Yet, even though there were more artists working professionally during this period, a real women’s art movement never arose to the extent that it had in other parts of the world. A less restrictive tradition and a flexibility within the culture created neither strong tensions nor a strong sense of inequality between women and male artists. Gallery and other exhibition spaces seemed accessible. "We don’t have the really big Mafia—galleries, agents, curators—yet," says Pinaree Sanpitak. "While it’s lacking in some ways, it provides a lot of freedom for artists. This is a male-dominated society, but it’s a balance, not ’equality’."
In fact, women artists have tended to have more support, received good exposure, and have been well-received by the local press. According to Somporn Rodboon; "Wherever women artists show, people like to support them. If problems arise, they often come from the artists themselves." However, younger and emerging artists have encountered difficulty jumping through the first hoop (showing for the first time as a solo artist), whether they are female or male. In this context, Thai women over the past 25 years have carved out a strong position within the art community, which is most evident today.
In the 1970s, two women were awarded government scholarships to study in the United States; Somporn Rodboon for Art Education and artist Kanya Charoensupakul. Both have since attained influential positions at Silpakorn University, which has the most established art school in the country. In addition to acting as Silpakorn’s "international art representative," Rodboon has been active on the curatorial front over the years when Thai art has been included in various shows, most recently in The Birth of Modern Art in Southeast Asia: Artists and Movements at the Fukuoka Art Museum in Japan.

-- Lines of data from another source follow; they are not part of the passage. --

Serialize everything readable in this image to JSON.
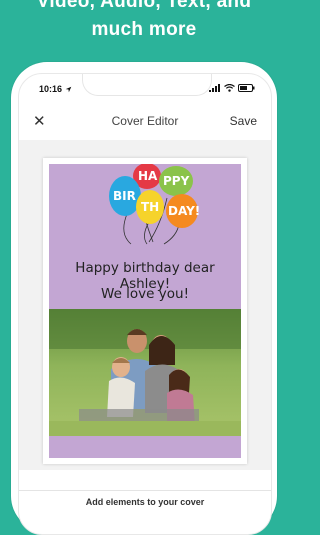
{
  "headline": {
    "line1": "Video, Audio, Text, and",
    "line2": "much more"
  },
  "status_bar": {
    "time": "10:16",
    "icons": [
      "location-arrow-icon",
      "signal-icon",
      "wifi-icon",
      "battery-icon"
    ]
  },
  "nav": {
    "close_icon": "close-icon",
    "title": "Cover Editor",
    "save_label": "Save"
  },
  "card": {
    "greeting": "Happy birthday dear Ashley!",
    "subline": "We love you!",
    "balloons": [
      {
        "letters": "HA",
        "color": "#e53946"
      },
      {
        "letters": "PPY",
        "color": "#8bc34a"
      },
      {
        "letters": "BIR",
        "color": "#29a8e0"
      },
      {
        "letters": "TH",
        "color": "#f6d32b"
      },
      {
        "letters": "DAY!",
        "color": "#f58a1f"
      }
    ],
    "background_color": "#c3a6d3",
    "photo": "family-photo"
  },
  "bottom": {
    "add_elements_label": "Add elements to your cover"
  },
  "colors": {
    "brand_background": "#2bb39a",
    "card_background": "#c3a6d3"
  }
}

Meanwhile, Kanya Charoensupakul’s position and technique have been influential. Essentially a printmaker whose work also includes painting and installation, she was the first person who set up a lithograph studio at Silpakorn which allowed the knowledge of this process to be spread in Thailand.